Aim of the exercise =
In the material below, how many lines include the string "this"? Answer with the number and nothing else.

Data shown =
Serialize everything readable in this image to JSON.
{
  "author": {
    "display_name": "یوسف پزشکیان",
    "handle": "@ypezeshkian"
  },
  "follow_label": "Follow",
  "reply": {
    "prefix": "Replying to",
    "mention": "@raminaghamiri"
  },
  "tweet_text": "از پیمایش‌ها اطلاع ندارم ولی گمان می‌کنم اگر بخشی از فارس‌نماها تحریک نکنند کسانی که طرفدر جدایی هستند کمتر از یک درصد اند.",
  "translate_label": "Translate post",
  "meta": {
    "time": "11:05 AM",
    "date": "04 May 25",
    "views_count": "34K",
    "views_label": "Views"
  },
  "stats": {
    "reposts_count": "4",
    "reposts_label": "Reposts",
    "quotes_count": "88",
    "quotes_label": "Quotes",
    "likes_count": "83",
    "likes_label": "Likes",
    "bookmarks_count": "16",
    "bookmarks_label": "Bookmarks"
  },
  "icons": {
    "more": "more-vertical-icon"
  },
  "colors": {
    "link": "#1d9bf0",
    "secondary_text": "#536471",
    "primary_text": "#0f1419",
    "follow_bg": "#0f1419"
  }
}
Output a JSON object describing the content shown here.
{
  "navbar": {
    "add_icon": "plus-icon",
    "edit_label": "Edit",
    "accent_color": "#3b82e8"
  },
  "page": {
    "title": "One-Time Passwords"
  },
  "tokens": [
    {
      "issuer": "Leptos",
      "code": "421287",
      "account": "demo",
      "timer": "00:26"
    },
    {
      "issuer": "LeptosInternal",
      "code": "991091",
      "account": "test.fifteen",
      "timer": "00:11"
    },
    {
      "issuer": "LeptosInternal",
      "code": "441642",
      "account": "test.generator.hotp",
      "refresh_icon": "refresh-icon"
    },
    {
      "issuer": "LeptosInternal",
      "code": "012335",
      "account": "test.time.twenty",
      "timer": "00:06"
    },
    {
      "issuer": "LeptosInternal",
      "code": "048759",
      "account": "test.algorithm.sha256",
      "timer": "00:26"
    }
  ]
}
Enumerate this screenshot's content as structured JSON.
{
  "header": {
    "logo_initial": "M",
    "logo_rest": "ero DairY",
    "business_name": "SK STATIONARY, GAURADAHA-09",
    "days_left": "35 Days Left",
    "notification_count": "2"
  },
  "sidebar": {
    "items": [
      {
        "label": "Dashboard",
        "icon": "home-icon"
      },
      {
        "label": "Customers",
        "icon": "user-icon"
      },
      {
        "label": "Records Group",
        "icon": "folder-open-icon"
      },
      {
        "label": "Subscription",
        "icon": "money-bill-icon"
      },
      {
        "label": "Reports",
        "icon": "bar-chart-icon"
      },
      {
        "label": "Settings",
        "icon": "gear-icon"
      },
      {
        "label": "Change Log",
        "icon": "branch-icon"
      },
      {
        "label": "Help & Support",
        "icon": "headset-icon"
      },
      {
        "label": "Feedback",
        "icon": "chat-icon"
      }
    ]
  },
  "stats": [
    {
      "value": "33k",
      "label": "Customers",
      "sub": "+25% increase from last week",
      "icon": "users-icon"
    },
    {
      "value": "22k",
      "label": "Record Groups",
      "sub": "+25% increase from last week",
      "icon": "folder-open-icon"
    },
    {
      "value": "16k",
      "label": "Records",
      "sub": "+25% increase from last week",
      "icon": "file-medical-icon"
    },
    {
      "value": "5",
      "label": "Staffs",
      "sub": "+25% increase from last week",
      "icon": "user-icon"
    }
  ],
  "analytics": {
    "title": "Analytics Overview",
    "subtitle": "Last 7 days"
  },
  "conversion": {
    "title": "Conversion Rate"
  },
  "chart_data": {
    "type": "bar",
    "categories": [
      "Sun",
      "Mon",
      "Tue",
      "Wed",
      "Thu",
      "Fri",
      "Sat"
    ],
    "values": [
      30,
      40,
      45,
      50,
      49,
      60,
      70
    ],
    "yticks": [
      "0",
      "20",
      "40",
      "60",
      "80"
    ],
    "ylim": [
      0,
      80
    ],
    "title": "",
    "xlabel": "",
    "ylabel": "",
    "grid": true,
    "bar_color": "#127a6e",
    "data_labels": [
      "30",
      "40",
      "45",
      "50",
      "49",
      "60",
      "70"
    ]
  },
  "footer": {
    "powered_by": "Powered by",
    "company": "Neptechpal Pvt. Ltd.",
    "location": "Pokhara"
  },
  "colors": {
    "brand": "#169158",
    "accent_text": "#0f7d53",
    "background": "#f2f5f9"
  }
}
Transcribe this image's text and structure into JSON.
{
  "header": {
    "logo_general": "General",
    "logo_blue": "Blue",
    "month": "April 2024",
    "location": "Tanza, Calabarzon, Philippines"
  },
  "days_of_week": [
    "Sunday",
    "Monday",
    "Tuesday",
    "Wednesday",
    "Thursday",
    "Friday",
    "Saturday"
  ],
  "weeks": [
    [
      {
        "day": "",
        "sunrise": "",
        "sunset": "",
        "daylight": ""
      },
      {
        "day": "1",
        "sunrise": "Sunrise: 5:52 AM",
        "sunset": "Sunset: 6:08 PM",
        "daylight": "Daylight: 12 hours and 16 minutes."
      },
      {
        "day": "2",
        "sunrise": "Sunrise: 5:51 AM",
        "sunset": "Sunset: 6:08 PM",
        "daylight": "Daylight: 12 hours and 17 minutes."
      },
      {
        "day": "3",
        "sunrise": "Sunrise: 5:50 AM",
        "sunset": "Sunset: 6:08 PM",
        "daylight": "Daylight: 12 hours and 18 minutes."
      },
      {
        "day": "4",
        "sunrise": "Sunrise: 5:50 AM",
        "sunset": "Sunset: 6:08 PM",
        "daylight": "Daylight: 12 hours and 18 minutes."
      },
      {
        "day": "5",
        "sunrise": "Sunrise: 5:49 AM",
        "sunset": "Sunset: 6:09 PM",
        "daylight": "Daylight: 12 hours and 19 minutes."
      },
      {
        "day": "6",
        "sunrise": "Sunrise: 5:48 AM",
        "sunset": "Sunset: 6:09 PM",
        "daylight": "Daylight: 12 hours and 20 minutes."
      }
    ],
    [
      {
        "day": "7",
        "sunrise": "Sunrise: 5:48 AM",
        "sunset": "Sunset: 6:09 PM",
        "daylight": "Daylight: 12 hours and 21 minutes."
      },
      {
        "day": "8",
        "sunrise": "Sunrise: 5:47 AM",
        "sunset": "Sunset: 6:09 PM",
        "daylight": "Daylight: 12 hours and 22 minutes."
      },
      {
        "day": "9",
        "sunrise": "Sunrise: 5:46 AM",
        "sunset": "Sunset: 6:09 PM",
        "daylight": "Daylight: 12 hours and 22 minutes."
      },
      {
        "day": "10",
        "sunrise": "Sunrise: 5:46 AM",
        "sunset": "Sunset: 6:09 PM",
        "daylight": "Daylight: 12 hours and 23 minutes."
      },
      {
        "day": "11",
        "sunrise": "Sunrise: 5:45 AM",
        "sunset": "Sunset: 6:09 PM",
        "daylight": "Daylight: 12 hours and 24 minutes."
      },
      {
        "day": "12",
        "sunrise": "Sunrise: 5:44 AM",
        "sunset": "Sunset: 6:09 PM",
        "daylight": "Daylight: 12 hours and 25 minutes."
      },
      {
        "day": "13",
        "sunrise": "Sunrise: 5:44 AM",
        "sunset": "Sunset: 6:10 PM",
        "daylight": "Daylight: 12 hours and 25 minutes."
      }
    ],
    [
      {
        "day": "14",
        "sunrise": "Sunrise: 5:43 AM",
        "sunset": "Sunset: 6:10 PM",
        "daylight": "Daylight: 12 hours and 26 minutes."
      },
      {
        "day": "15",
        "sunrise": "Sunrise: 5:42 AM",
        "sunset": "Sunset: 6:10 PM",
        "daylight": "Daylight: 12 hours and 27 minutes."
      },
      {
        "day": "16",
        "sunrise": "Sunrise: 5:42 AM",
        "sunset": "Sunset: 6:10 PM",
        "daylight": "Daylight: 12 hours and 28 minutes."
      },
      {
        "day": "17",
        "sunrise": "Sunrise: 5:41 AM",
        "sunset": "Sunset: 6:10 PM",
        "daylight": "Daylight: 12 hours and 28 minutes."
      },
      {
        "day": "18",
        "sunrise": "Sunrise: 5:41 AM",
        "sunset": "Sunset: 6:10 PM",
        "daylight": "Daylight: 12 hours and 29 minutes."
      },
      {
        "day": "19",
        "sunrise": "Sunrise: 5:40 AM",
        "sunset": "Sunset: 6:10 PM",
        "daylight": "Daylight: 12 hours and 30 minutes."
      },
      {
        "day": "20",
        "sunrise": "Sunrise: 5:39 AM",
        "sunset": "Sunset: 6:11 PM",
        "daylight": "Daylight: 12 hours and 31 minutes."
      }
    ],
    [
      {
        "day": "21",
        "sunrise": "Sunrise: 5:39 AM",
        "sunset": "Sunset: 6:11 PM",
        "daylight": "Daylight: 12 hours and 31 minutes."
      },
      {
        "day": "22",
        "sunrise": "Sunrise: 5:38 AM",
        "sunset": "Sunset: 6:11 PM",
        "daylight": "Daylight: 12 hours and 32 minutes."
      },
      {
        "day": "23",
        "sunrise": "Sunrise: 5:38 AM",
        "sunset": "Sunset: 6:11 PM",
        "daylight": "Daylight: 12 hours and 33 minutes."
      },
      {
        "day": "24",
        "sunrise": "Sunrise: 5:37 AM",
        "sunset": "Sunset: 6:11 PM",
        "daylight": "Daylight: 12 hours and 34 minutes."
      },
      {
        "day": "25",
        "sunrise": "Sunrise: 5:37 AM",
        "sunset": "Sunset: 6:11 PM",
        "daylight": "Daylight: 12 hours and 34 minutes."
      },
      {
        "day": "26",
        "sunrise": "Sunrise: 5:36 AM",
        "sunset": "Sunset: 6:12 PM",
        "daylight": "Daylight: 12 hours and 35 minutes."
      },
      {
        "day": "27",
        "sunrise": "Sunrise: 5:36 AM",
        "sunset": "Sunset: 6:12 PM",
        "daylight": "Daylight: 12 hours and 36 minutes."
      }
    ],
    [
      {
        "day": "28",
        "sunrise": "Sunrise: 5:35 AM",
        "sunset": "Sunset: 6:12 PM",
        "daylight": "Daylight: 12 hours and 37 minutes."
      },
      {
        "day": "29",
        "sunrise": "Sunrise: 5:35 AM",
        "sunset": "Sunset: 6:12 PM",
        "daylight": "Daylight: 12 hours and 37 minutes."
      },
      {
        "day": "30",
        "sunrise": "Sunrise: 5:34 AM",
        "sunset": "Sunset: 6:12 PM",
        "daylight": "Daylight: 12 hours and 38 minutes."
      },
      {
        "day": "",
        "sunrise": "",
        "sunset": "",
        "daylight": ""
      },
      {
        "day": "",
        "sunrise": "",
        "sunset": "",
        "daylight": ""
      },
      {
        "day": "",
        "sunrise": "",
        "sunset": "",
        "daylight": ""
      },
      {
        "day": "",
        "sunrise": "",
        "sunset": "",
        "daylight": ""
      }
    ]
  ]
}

Answer box =
3